Saudi Arabia has cancelled plans to raise the limit on the amount of oil it aims to produce, fuelling climate campaigners’ hopes the government will accept experts’ predictions of a peak in oil demand.
The energy ministry told state-owned oil giant Saudi Aramco not to go ahead with a planned increase of its production cap from 12 to 13 million barrels a day, the company announced on Tuesday.
In a brief and unexpected statement, the world’s biggest oil firm gave no reasons for the move. But some analysts speculated that the Saudi government’s faith in ever-growing oil demand may be declining.
Saudi Arabia currently produces around 9 million barrels. A million barrels is just over 1% of the world’s oil production and equivalent to that pumped out by medium-sized oil producers like Angola or the United Kingdom.
Writing on the wall?
Oil Change International campaigner Romain Ioualalen said the decision shows Saudi Arabia “is starting to realise that the world meant it when it committed to “transition away from fossil fuels” at Cop28″.
Linking it to the US decision last week to pause new gas export terminals, Ioualalen said “the era of unchecked fossil fuel expansion is over and we’re entering the era of renewable energy”.
Peter Wood, a strategist for oil producer Shell, said on X that “the market doesn’t need more oil production capacity right now” but with oil wells coming to the end of their lives “that can change, even if oil demand [growth] slows”.
But, while climate campaigners celebrated the signal, energy geopolitics researcher Francesco Sassi said Saudi Arabia may just be trying to push up the oil price to balance its budget.
Sassi also pointed out that over the last five years, Saudi Arabia has been burning less of its oil for electricity domestically, as it ramps up gas and invests in renewables. That leaves it more to export.
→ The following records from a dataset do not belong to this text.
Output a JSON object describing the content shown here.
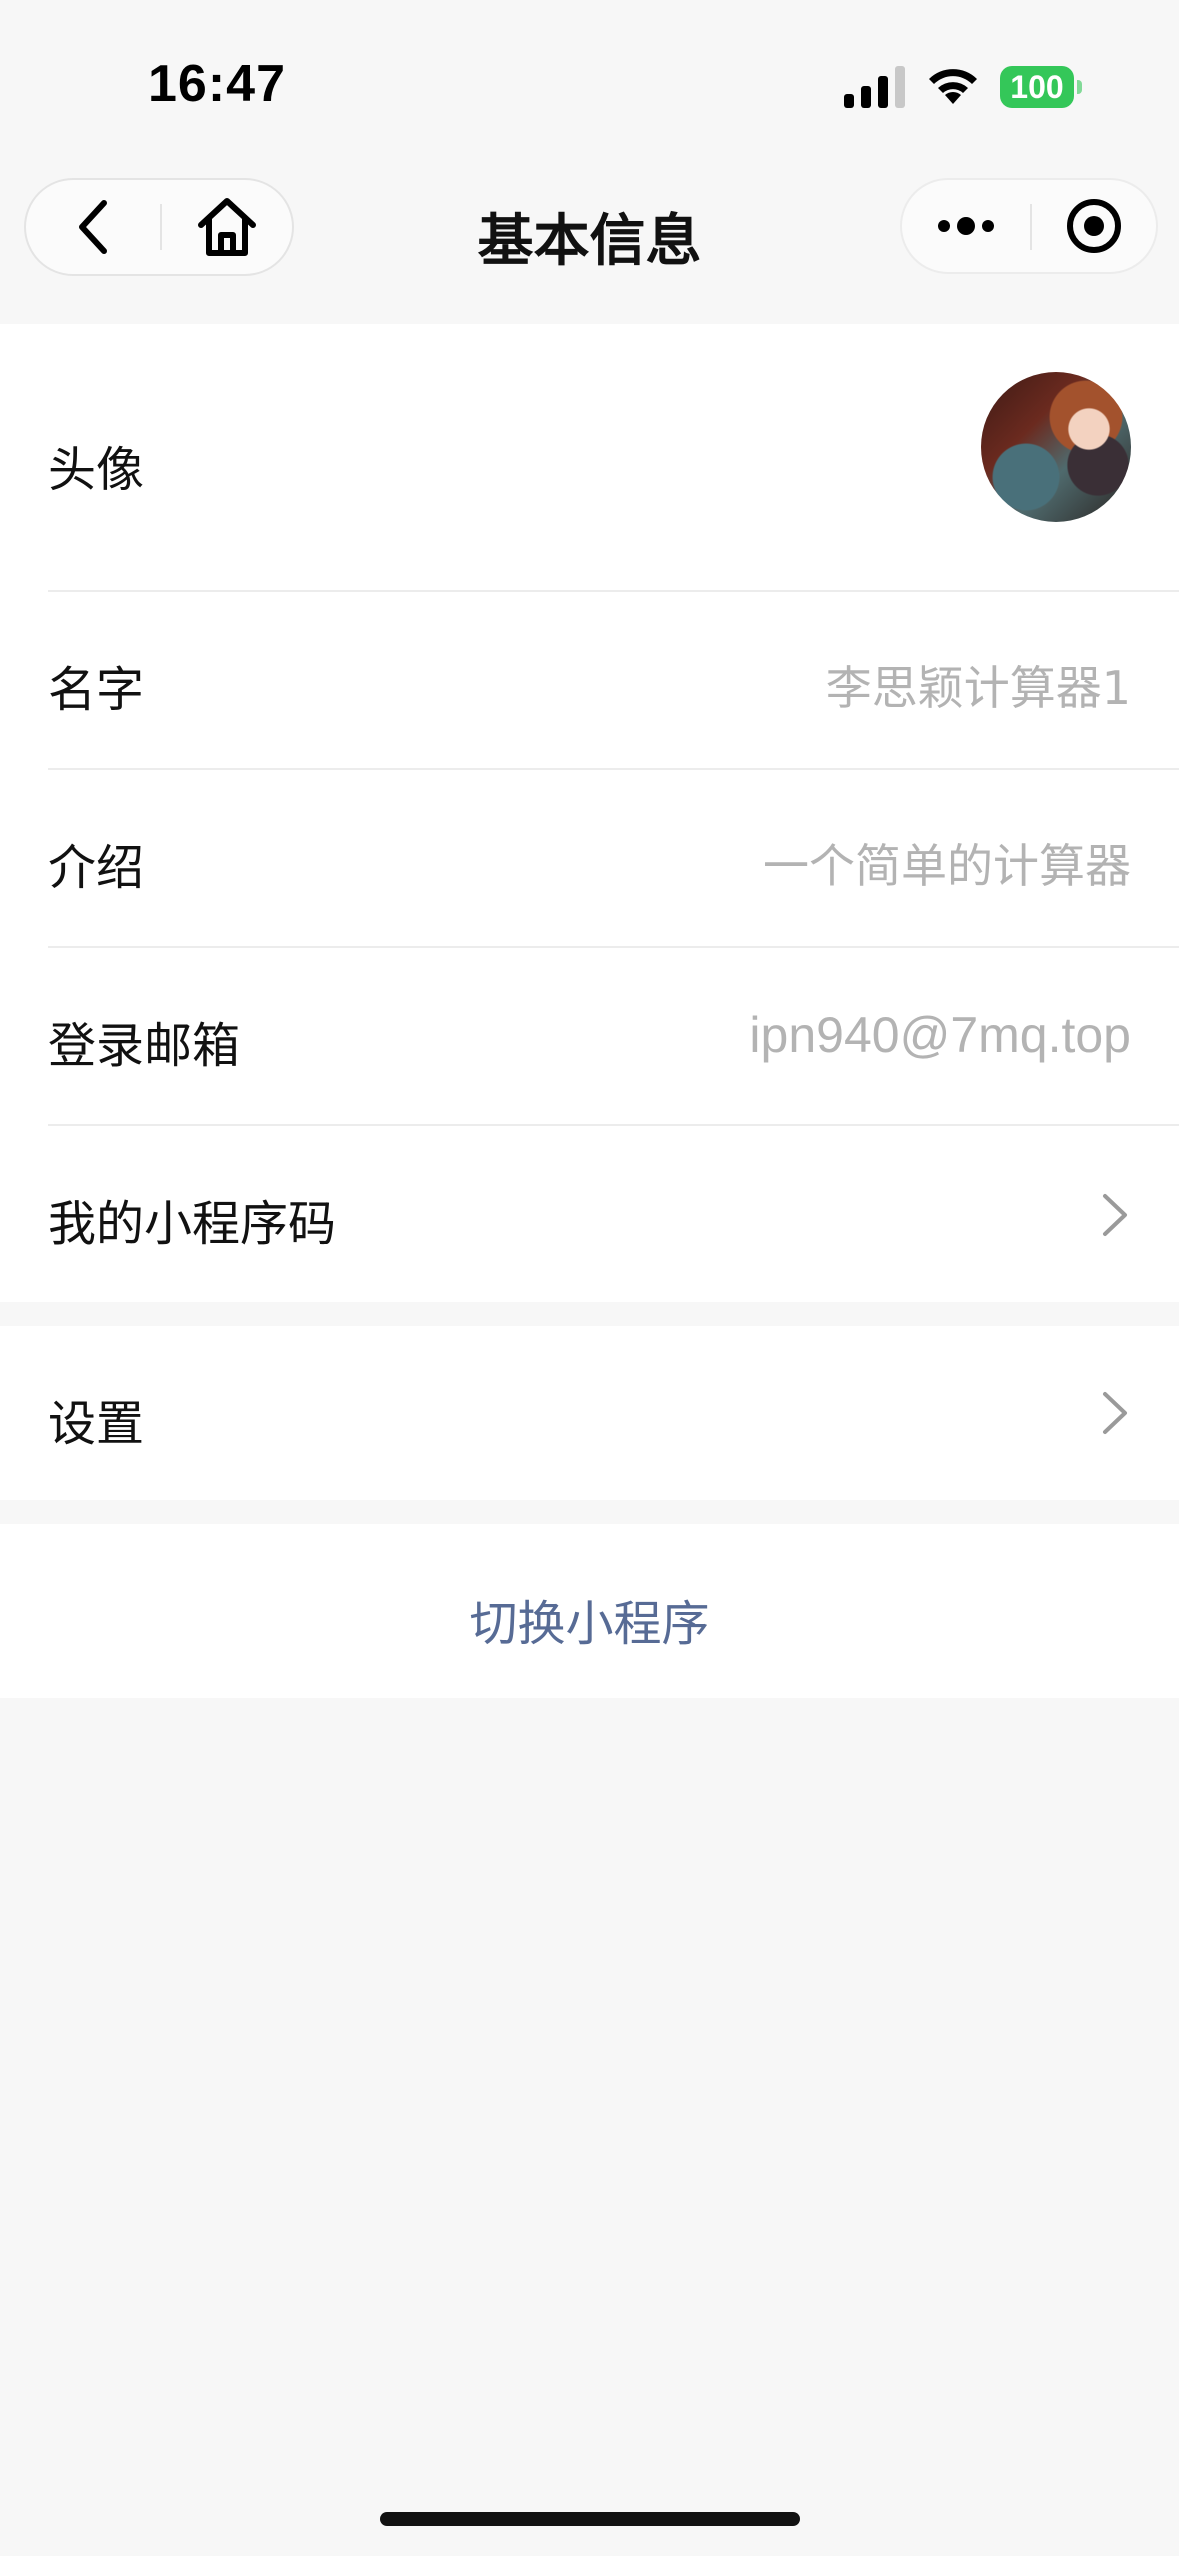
{
  "status_bar": {
    "time": "16:47",
    "battery": "100",
    "signal_icon": "cellular-signal-icon",
    "wifi_icon": "wifi-icon",
    "battery_color": "#34c759"
  },
  "nav": {
    "title": "基本信息",
    "back_icon": "chevron-left-icon",
    "home_icon": "home-icon",
    "more_icon": "more-dots-icon",
    "close_icon": "target-circle-icon"
  },
  "info": {
    "avatar_label": "头像",
    "name_label": "名字",
    "name_value": "李思颖计算器1",
    "intro_label": "介绍",
    "intro_value": "一个简单的计算器",
    "email_label": "登录邮箱",
    "email_value": "ipn940@7mq.top",
    "qrcode_label": "我的小程序码"
  },
  "settings": {
    "label": "设置"
  },
  "switch": {
    "label": "切换小程序",
    "color": "#576b95"
  }
}
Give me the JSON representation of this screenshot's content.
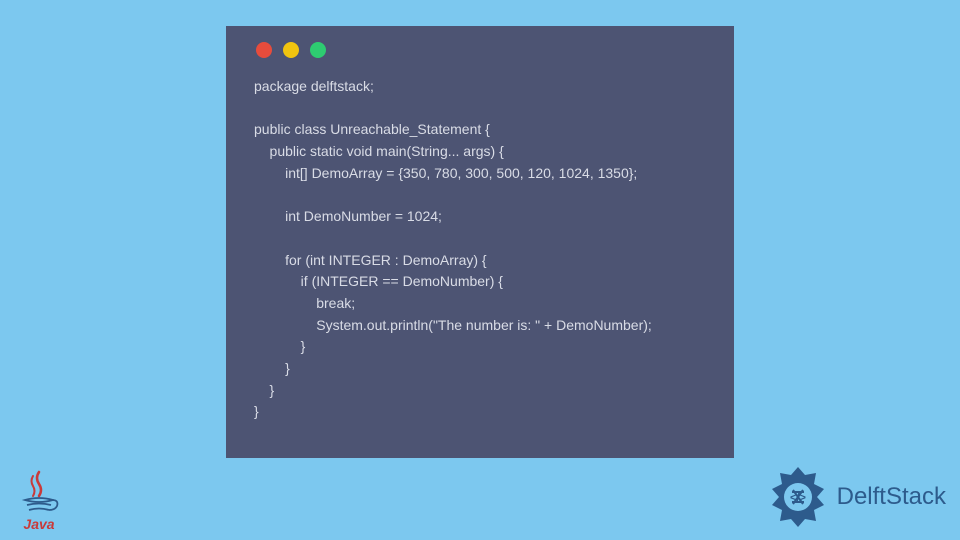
{
  "code": {
    "line1": "package delftstack;",
    "line2": "",
    "line3": "public class Unreachable_Statement {",
    "line4": "    public static void main(String... args) {",
    "line5": "        int[] DemoArray = {350, 780, 300, 500, 120, 1024, 1350};",
    "line6": "",
    "line7": "        int DemoNumber = 1024;",
    "line8": "",
    "line9": "        for (int INTEGER : DemoArray) {",
    "line10": "            if (INTEGER == DemoNumber) {",
    "line11": "                break;",
    "line12": "                System.out.println(\"The number is: \" + DemoNumber);",
    "line13": "            }",
    "line14": "        }",
    "line15": "    }",
    "line16": "}"
  },
  "logos": {
    "java_text": "Java",
    "delftstack_text": "DelftStack"
  }
}
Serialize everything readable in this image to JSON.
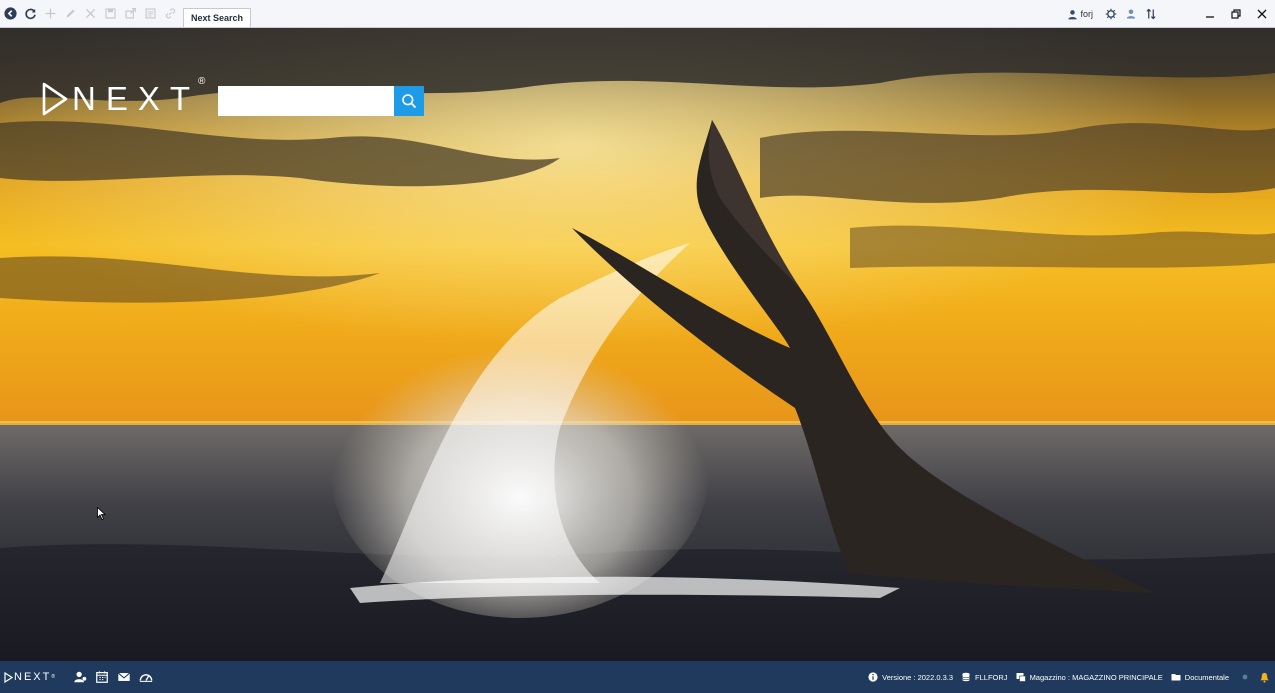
{
  "toolbar": {
    "buttons": [
      {
        "name": "back-icon",
        "enabled": true
      },
      {
        "name": "refresh-icon",
        "enabled": true
      },
      {
        "name": "add-icon",
        "enabled": false
      },
      {
        "name": "edit-icon",
        "enabled": false
      },
      {
        "name": "delete-icon",
        "enabled": false
      },
      {
        "name": "save-icon",
        "enabled": false
      },
      {
        "name": "export-icon",
        "enabled": false
      },
      {
        "name": "list-icon",
        "enabled": false
      },
      {
        "name": "link-icon",
        "enabled": false
      }
    ],
    "active_tab": "Next Search"
  },
  "user": {
    "name": "forj"
  },
  "top_right_icons": [
    "user-icon",
    "settings-icon",
    "users-icon",
    "sort-icon"
  ],
  "window_controls": [
    "minimize-icon",
    "restore-icon",
    "close-icon"
  ],
  "main": {
    "logo_text": "NEXT",
    "logo_reg": "®",
    "search_value": "",
    "search_button_icon": "search-icon"
  },
  "statusbar": {
    "logo_text": "NEXT",
    "logo_reg": "®",
    "left_icons": [
      "contacts-icon",
      "calendar-icon",
      "mail-icon",
      "dashboard-icon"
    ],
    "version": "Versione : 2022.0.3.3",
    "database": "FLLFORJ",
    "warehouse": "Magazzino : MAGAZZINO PRINCIPALE",
    "documents": "Documentale",
    "notification_icon": "bell-icon"
  },
  "colors": {
    "toolbar_bg": "#f4f6f9",
    "statusbar_bg": "#1f3a5c",
    "search_button": "#1e9be6",
    "sky_gold": "#f2b21e"
  }
}
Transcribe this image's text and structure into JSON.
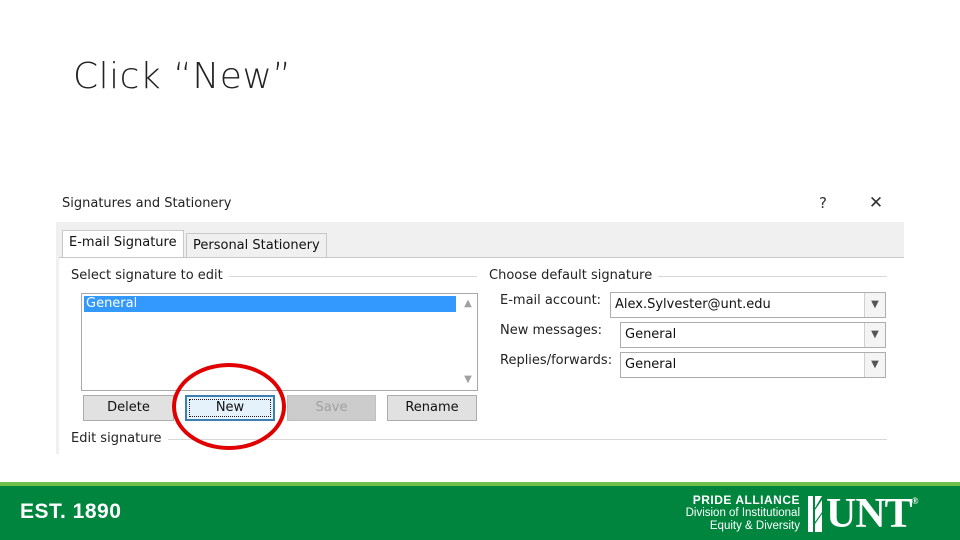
{
  "slide": {
    "title": "Click “New”"
  },
  "dialog": {
    "title": "Signatures and Stationery",
    "help_label": "?",
    "close_label": "✕",
    "tabs": [
      {
        "label": "E-mail Signature",
        "active": true
      },
      {
        "label": "Personal Stationery",
        "active": false
      }
    ],
    "select_group_label": "Select signature to edit",
    "signatures": [
      "General"
    ],
    "buttons": {
      "delete": "Delete",
      "new": "New",
      "save": "Save",
      "rename": "Rename"
    },
    "edit_group_label": "Edit signature",
    "default_group_label": "Choose default signature",
    "email_account_label": "E-mail account:",
    "email_account_value": "Alex.Sylvester@unt.edu",
    "new_messages_label": "New messages:",
    "new_messages_value": "General",
    "replies_label": "Replies/forwards:",
    "replies_value": "General"
  },
  "highlight": {
    "color": "#e00000",
    "target": "new-button"
  },
  "footer": {
    "est": "EST. 1890",
    "pride_alliance": "PRIDE ALLIANCE",
    "division_line1": "Division of Institutional",
    "division_line2": "Equity & Diversity",
    "unt": "UNT",
    "registered": "®",
    "bg_color": "#00853e",
    "accent_color": "#6fbf4a"
  }
}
Carbon Tracker analyst Guy Prince pointed out that the new cap is still three million barrels above its current level so the country still has plenty of space to increase production.
But he added that, if Saudi Arabia is serious about restraining oil production, that would be a good move for the country.
“Considering that they’re looking to diversify their economy away from fossil fuels in the long term, it doesn’t make any sense to expand their existing production capacity,” he said.
Opec vs IEA
For years, the Saudi-led Organisation of Petroleum Exporting Countries (Opec) has clashed with the International Energy Agency (IEA) over whether oil demand will decline or not.
The IEA predicts that, over the next five years, oil demand growth is “set to lose momentum…as the energy transition gathers pace, with an overall peak looming on the horizon”.
On the other hand, Opec claims oil demand will keep growing to 2045 and perhaps beyond.
Prince said it was “hard to see” Opec’s forecast panning out when there is “such a rapid rollout of renewable technology” and the possibility of governments stepping up climate action.
The differences in predictions are most acute for road transport. The IEA says oil demand for petrol will fall by 2028 as electric vehicle sales “soar” but Opec predicts it will keep growing strongly, although it accepts there are “high levels of uncertainties” because of the rise of electric vehicles.
Despite most major developing countries having net zero plans, Opec expects the developing world to be using more oil in 2045 than they do now.
It says this growth will be led by the world’s most populous country India, where it claims oil demand will double by 2045 as more gasoline and diesel are used.
Recent reporting from the Centre for Climate Reporting revealed Saudi Arabia has been taking measures to prop up oil demand across Asia and Africa, by investing in oil-guzzling technologies.
In the run-up to Cop28, the OPEC and the IEA clashed publicly. The IEA said that the oil and gas industry faces a “moment of truth” and “must choose between fuelling the climate crisis or embracing the shift to clean energy.
The head of Opec responded with a blog post, accusing the IEA of “unjustly villif[ying] the industry as being behind the crisis”.
At Cop28, Opec warned its members that “pressure against fossil fuels may reach a tipping point with irreversible consequences”.
But after governments agreed to “transitioning away from fossil fuels in enegy systems”, the Saudi energy minister played down the decision.
Two weeks after the summit, he claimed that this was optional. This claim was labelled “incredibly misleading” by E3G analyst Tom Evans.